## YOUR TASK
Your answer must be every line of the data that contains "icon".

Source data:
● ● ●
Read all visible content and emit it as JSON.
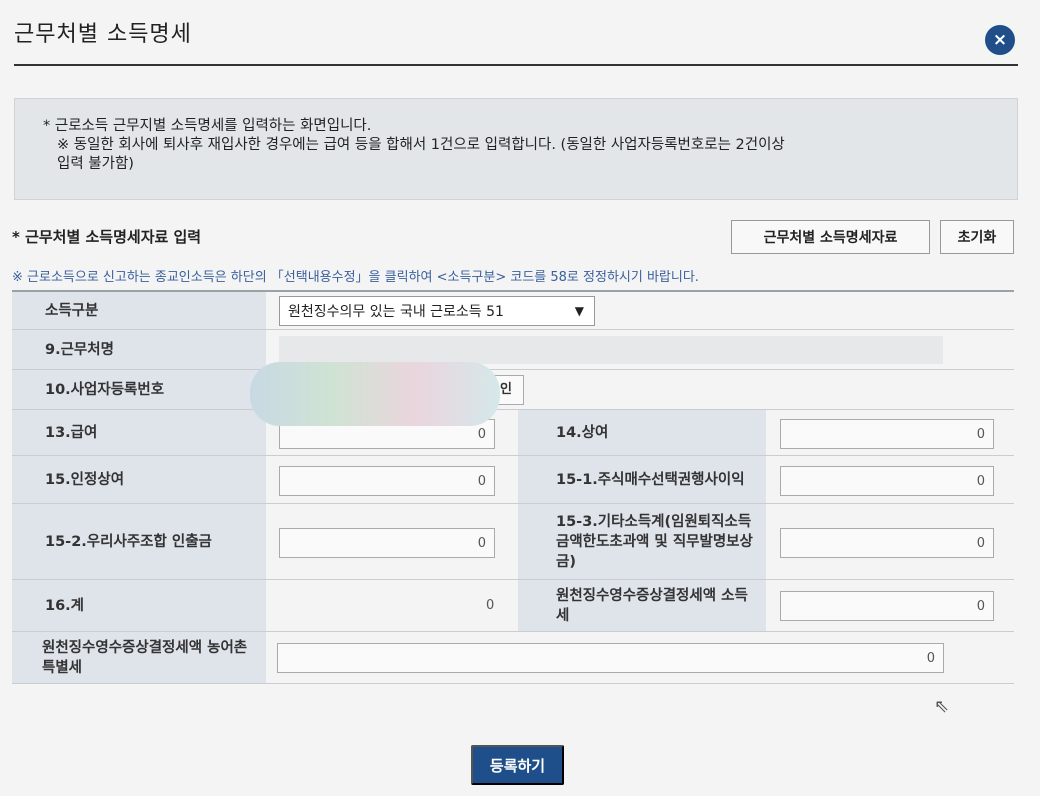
{
  "modal": {
    "title": "근무처별 소득명세",
    "close_glyph": "×"
  },
  "notice": {
    "line1": "* 근로소득 근무지별 소득명세를 입력하는 화면입니다.",
    "line2": "※ 동일한 회사에 퇴사후 재입사한 경우에는 급여 등을 합해서 1건으로 입력합니다. (동일한 사업자등록번호로는 2건이상",
    "line3": "입력 불가함)"
  },
  "section": {
    "title": "* 근무처별 소득명세자료 입력",
    "data_button": "근무처별 소득명세자료",
    "reset_button": "초기화",
    "warning": "※ 근로소득으로 신고하는 종교인소득은 하단의 「선택내용수정」을 클릭하여 <소득구분> 코드를 58로 정정하시기 바랍니다."
  },
  "form": {
    "income_type_label": "소득구분",
    "income_type_value": "원천징수의무 있는 국내 근로소득 51",
    "workplace_label": "9.근무처명",
    "bizno_label": "10.사업자등록번호",
    "bizno_confirm": "인",
    "salary_label": "13.급여",
    "salary_value": "0",
    "bonus_label": "14.상여",
    "bonus_value": "0",
    "deemed_bonus_label": "15.인정상여",
    "deemed_bonus_value": "0",
    "stock_option_label": "15-1.주식매수선택권행사이익",
    "stock_option_value": "0",
    "esop_label": "15-2.우리사주조합 인출금",
    "esop_value": "0",
    "other_income_label": "15-3.기타소득계(임원퇴직소득금액한도초과액 및 직무발명보상금)",
    "other_income_value": "0",
    "total_label": "16.계",
    "total_value": "0",
    "income_tax_label": "원천징수영수증상결정세액 소득세",
    "income_tax_value": "0",
    "rural_tax_label": "원천징수영수증상결정세액 농어촌특별세",
    "rural_tax_value": "0"
  },
  "footer": {
    "submit_label": "등록하기"
  },
  "colors": {
    "primary": "#1e4f8a",
    "label_bg": "#dfe3ea",
    "notice_bg": "#e3e6e8",
    "warning_text": "#3a5f9e"
  }
}
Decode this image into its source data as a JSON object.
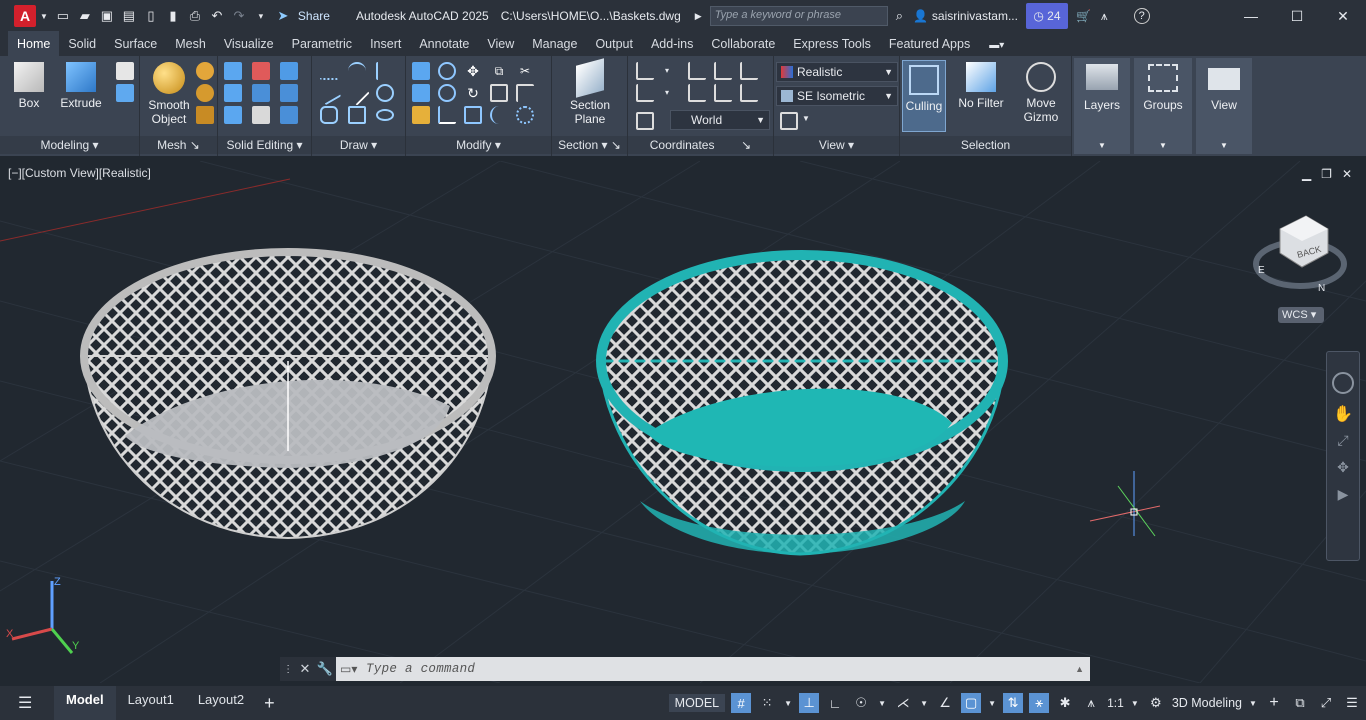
{
  "titlebar": {
    "app_letter": "A",
    "share_label": "Share",
    "app_title": "Autodesk AutoCAD 2025",
    "file_path": "C:\\Users\\HOME\\O...\\Baskets.dwg",
    "search_placeholder": "Type a keyword or phrase",
    "user": "saisrinivastam...",
    "notifications": "24"
  },
  "tabs": [
    "Home",
    "Solid",
    "Surface",
    "Mesh",
    "Visualize",
    "Parametric",
    "Insert",
    "Annotate",
    "View",
    "Manage",
    "Output",
    "Add-ins",
    "Collaborate",
    "Express Tools",
    "Featured Apps"
  ],
  "ribbon": {
    "box": "Box",
    "extrude": "Extrude",
    "smooth_object": "Smooth Object",
    "section_plane": "Section Plane",
    "culling": "Culling",
    "no_filter": "No Filter",
    "move_gizmo": "Move Gizmo",
    "layers": "Layers",
    "groups": "Groups",
    "view": "View",
    "visual_style": "Realistic",
    "view_preset": "SE Isometric",
    "ucs": "World",
    "panels": {
      "modeling": "Modeling",
      "mesh": "Mesh",
      "solid_editing": "Solid Editing",
      "draw": "Draw",
      "modify": "Modify",
      "section": "Section",
      "coordinates": "Coordinates",
      "view": "View",
      "selection": "Selection"
    }
  },
  "viewport": {
    "label": "[−][Custom View][Realistic]",
    "viewcube_face": "BACK",
    "wcs": "WCS",
    "compass_e": "E",
    "compass_n": "N",
    "axis_z": "Z",
    "axis_x": "X",
    "axis_y": "Y"
  },
  "command": {
    "placeholder": "Type  a  command"
  },
  "statusbar": {
    "model_tab": "Model",
    "layout1": "Layout1",
    "layout2": "Layout2",
    "model_badge": "MODEL",
    "scale": "1:1",
    "workspace": "3D Modeling"
  },
  "colors": {
    "accent": "#5b93d3",
    "basket_teal": "#21b3b3",
    "basket_grey": "#c8c8c8",
    "app_red": "#d3202c"
  }
}
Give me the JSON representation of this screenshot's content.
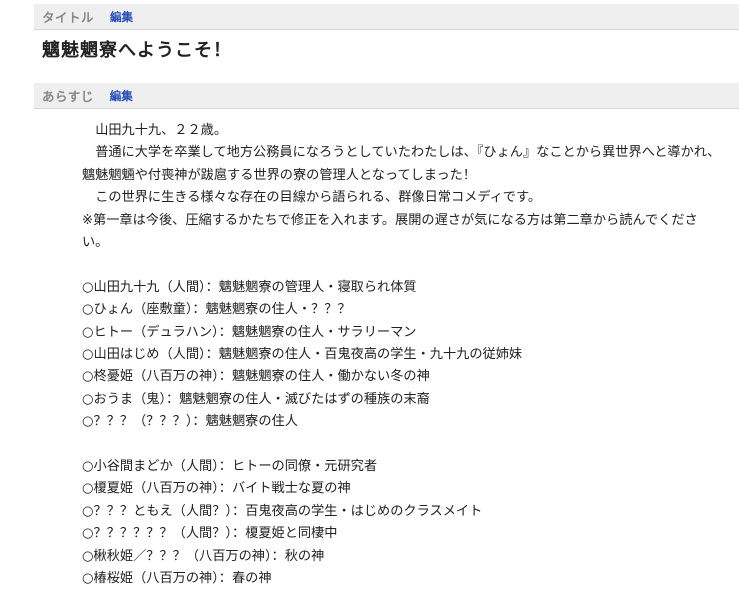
{
  "title_section": {
    "label": "タイトル",
    "edit_label": "編集",
    "title": "魑魅魍寮へようこそ！"
  },
  "synopsis_section": {
    "label": "あらすじ",
    "edit_label": "編集",
    "paragraphs": [
      "山田九十九、２２歳。",
      "普通に大学を卒業して地方公務員になろうとしていたわたしは、『ひょん』なことから異世界へと導かれ、魑魅魍魎や付喪神が跋扈する世界の寮の管理人となってしまった！",
      "この世界に生きる様々な存在の目線から語られる、群像日常コメディです。",
      "※第一章は今後、圧縮するかたちで修正を入れます。展開の遅さが気になる方は第二章から読んでください。"
    ],
    "characters_group1": [
      "○山田九十九（人間）：魑魅魍寮の管理人・寝取られ体質",
      "○ひょん（座敷童）：魑魅魍寮の住人・？？？",
      "○ヒトー（デュラハン）：魑魅魍寮の住人・サラリーマン",
      "○山田はじめ（人間）：魑魅魍寮の住人・百鬼夜高の学生・九十九の従姉妹",
      "○柊憂姫（八百万の神）：魑魅魍寮の住人・働かない冬の神",
      "○おうま（鬼）：魑魅魍寮の住人・滅びたはずの種族の末裔",
      "○？？？（？？？）：魑魅魍寮の住人"
    ],
    "characters_group2": [
      "○小谷間まどか（人間）：ヒトーの同僚・元研究者",
      "○榎夏姫（八百万の神）：バイト戦士な夏の神",
      "○？？？ともえ（人間？）：百鬼夜高の学生・はじめのクラスメイト",
      "○？？？？？？（人間？）：榎夏姫と同棲中",
      "○楸秋姫／？？？（八百万の神）：秋の神",
      "○椿桜姫（八百万の神）：春の神"
    ]
  }
}
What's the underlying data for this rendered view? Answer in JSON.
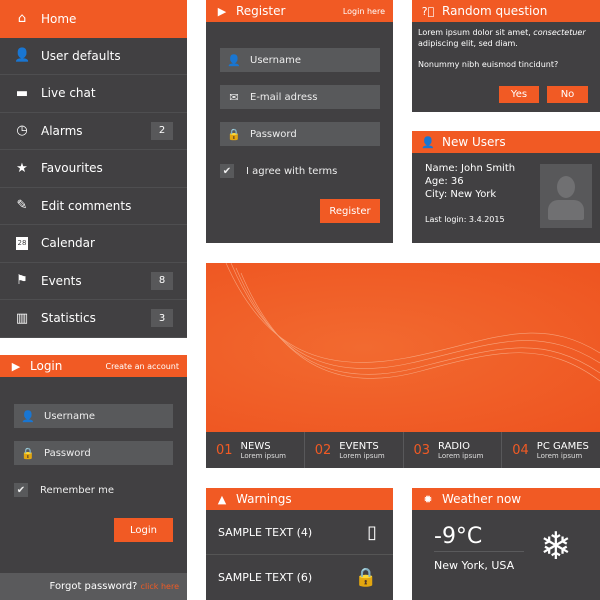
{
  "sidebar": {
    "items": [
      {
        "label": "Home",
        "icon": "home-icon",
        "glyph": "⌂",
        "active": true
      },
      {
        "label": "User defaults",
        "icon": "user-icon",
        "glyph": "👤"
      },
      {
        "label": "Live chat",
        "icon": "chat-icon",
        "glyph": "▬"
      },
      {
        "label": "Alarms",
        "icon": "clock-icon",
        "glyph": "◷",
        "badge": "2"
      },
      {
        "label": "Favourites",
        "icon": "star-icon",
        "glyph": "★"
      },
      {
        "label": "Edit comments",
        "icon": "pencil-icon",
        "glyph": "✎"
      },
      {
        "label": "Calendar",
        "icon": "calendar-icon",
        "glyph": "28"
      },
      {
        "label": "Events",
        "icon": "flag-icon",
        "glyph": "⚑",
        "badge": "8"
      },
      {
        "label": "Statistics",
        "icon": "chart-icon",
        "glyph": "▥",
        "badge": "3"
      }
    ]
  },
  "login": {
    "title": "Login",
    "create": "Create an account",
    "username": "Username",
    "password": "Password",
    "remember": "Remember me",
    "button": "Login",
    "forgot": "Forgot password?",
    "click": "click here"
  },
  "register": {
    "title": "Register",
    "login_link": "Login here",
    "username": "Username",
    "email": "E-mail adress",
    "password": "Password",
    "agree": "I agree with terms",
    "button": "Register"
  },
  "question": {
    "title": "Random question",
    "text1": "Lorem ipsum dolor sit amet, ",
    "text1_italic": "consectetuer",
    "text2": "adipiscing elit, sed diam.",
    "text3": "Nonummy nibh euismod tincidunt?",
    "yes": "Yes",
    "no": "No"
  },
  "new_users": {
    "title": "New Users",
    "name": "Name: John Smith",
    "age": "Age: 36",
    "city": "City: New York",
    "last_login": "Last login: 3.4.2015"
  },
  "tabs": [
    {
      "num": "01",
      "title": "NEWS",
      "sub": "Lorem ipsum"
    },
    {
      "num": "02",
      "title": "EVENTS",
      "sub": "Lorem ipsum"
    },
    {
      "num": "03",
      "title": "RADIO",
      "sub": "Lorem ipsum"
    },
    {
      "num": "04",
      "title": "PC GAMES",
      "sub": "Lorem ipsum"
    }
  ],
  "warnings": {
    "title": "Warnings",
    "rows": [
      {
        "text": "SAMPLE TEXT (4)",
        "icon": "phone-icon"
      },
      {
        "text": "SAMPLE TEXT (6)",
        "icon": "lock-icon"
      }
    ]
  },
  "weather": {
    "title": "Weather now",
    "temp": "-9°C",
    "city": "New York, USA",
    "icon": "snowflake-icon"
  },
  "colors": {
    "accent": "#f15a24",
    "panel": "#414042",
    "field": "#58595b"
  }
}
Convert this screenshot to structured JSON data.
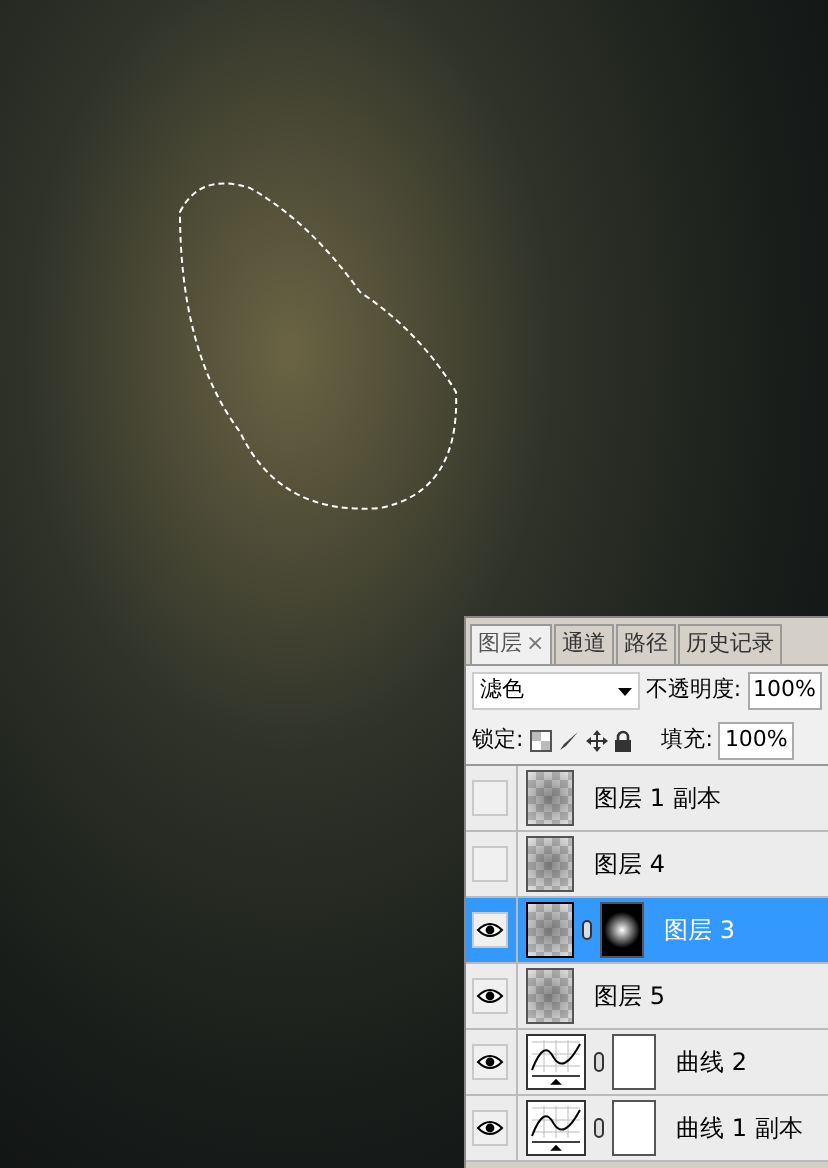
{
  "panel": {
    "tabs": [
      {
        "label": "图层",
        "selected": true,
        "close": "×"
      },
      {
        "label": "通道",
        "selected": false
      },
      {
        "label": "路径",
        "selected": false
      },
      {
        "label": "历史记录",
        "selected": false
      }
    ],
    "blend_mode": "滤色",
    "opacity_label": "不透明度:",
    "opacity": "100%",
    "lock_label": "锁定:",
    "fill_label": "填充:",
    "fill": "100%",
    "layers": [
      {
        "name": "图层 1 副本",
        "kind": "pixel",
        "visible": false,
        "selected": false,
        "mask": false
      },
      {
        "name": "图层 4",
        "kind": "pixel",
        "visible": false,
        "selected": false,
        "mask": false
      },
      {
        "name": "图层 3",
        "kind": "pixel",
        "visible": true,
        "selected": true,
        "mask": true
      },
      {
        "name": "图层 5",
        "kind": "pixel",
        "visible": true,
        "selected": false,
        "mask": false
      },
      {
        "name": "曲线 2",
        "kind": "curves",
        "visible": true,
        "selected": false,
        "mask": true
      },
      {
        "name": "曲线 1 副本",
        "kind": "curves",
        "visible": true,
        "selected": false,
        "mask": true
      }
    ]
  }
}
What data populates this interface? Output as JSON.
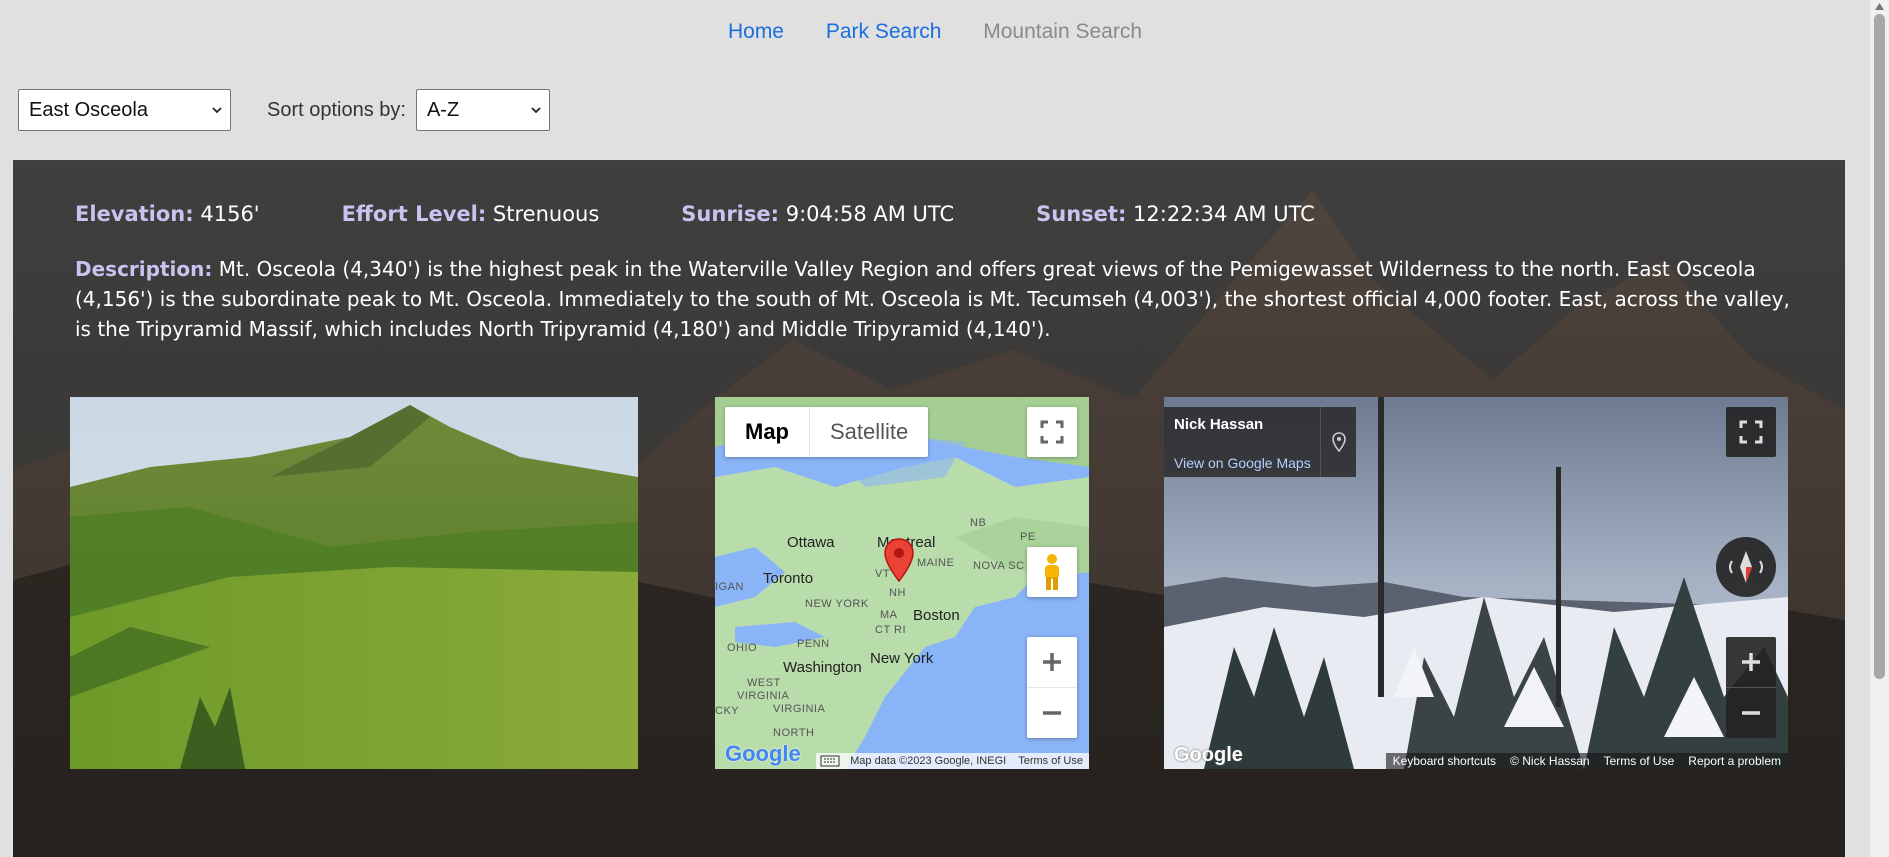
{
  "nav": {
    "items": [
      {
        "label": "Home",
        "current": false
      },
      {
        "label": "Park Search",
        "current": false
      },
      {
        "label": "Mountain Search",
        "current": true
      }
    ]
  },
  "controls": {
    "mountain_select": "East Osceola",
    "sort_label": "Sort options by:",
    "sort_select": "A-Z"
  },
  "stats": {
    "elevation_label": "Elevation:",
    "elevation_value": "4156'",
    "effort_label": "Effort Level:",
    "effort_value": "Strenuous",
    "sunrise_label": "Sunrise:",
    "sunrise_value": "9:04:58 AM UTC",
    "sunset_label": "Sunset:",
    "sunset_value": "12:22:34 AM UTC"
  },
  "description": {
    "label": "Description:",
    "text": "Mt. Osceola (4,340') is the highest peak in the Waterville Valley Region and offers great views of the Pemigewasset Wilderness to the north. East Osceola (4,156') is the subordinate peak to Mt. Osceola. Immediately to the south of Mt. Osceola is Mt. Tecumseh (4,003'), the shortest official 4,000 footer. East, across the valley, is the Tripyramid Massif, which includes North Tripyramid (4,180') and Middle Tripyramid (4,140')."
  },
  "map": {
    "toggle_map": "Map",
    "toggle_satellite": "Satellite",
    "labels": {
      "ottawa": "Ottawa",
      "montreal": "Montreal",
      "toronto": "Toronto",
      "boston": "Boston",
      "new_york_city": "New York",
      "washington": "Washington",
      "maine": "MAINE",
      "nb": "NB",
      "pe": "PE",
      "nova_scotia": "NOVA SC",
      "vt": "VT",
      "nh": "NH",
      "ny_state": "NEW YORK",
      "ma": "MA",
      "ct_ri": "CT RI",
      "penn": "PENN",
      "ohio": "OHIO",
      "west_virginia_1": "WEST",
      "west_virginia_2": "VIRGINIA",
      "virginia": "VIRGINIA",
      "north": "NORTH",
      "igan": "IGAN",
      "cky": "CKY"
    },
    "google": "Google",
    "footer_data": "Map data ©2023 Google, INEGI",
    "footer_terms": "Terms of Use"
  },
  "streetview": {
    "author": "Nick Hassan",
    "view_link": "View on Google Maps",
    "google": "Google",
    "footer": [
      "Keyboard shortcuts",
      "© Nick Hassan",
      "Terms of Use",
      "Report a problem"
    ]
  },
  "colors": {
    "link": "#1a6ee0",
    "current_nav": "#8a8a8a",
    "stat_label": "#c8c3f0",
    "panel_bg": "#3f3f3f"
  }
}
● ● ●
## ANSWER TO THIS EXERCISE
        "icon": "home-icon",
        "icon": "user-icon",
        "icon": "chat-icon",
        "icon": "clock-icon",
        "icon": "star-icon",
        "icon": "pencil-icon",
        "icon": "calendar-icon",
        "icon": "flag-icon",
        "icon": "chart-icon",
        "icon": "phone-icon"
        "icon": "lock-icon"
    "icon": "snowflake-icon"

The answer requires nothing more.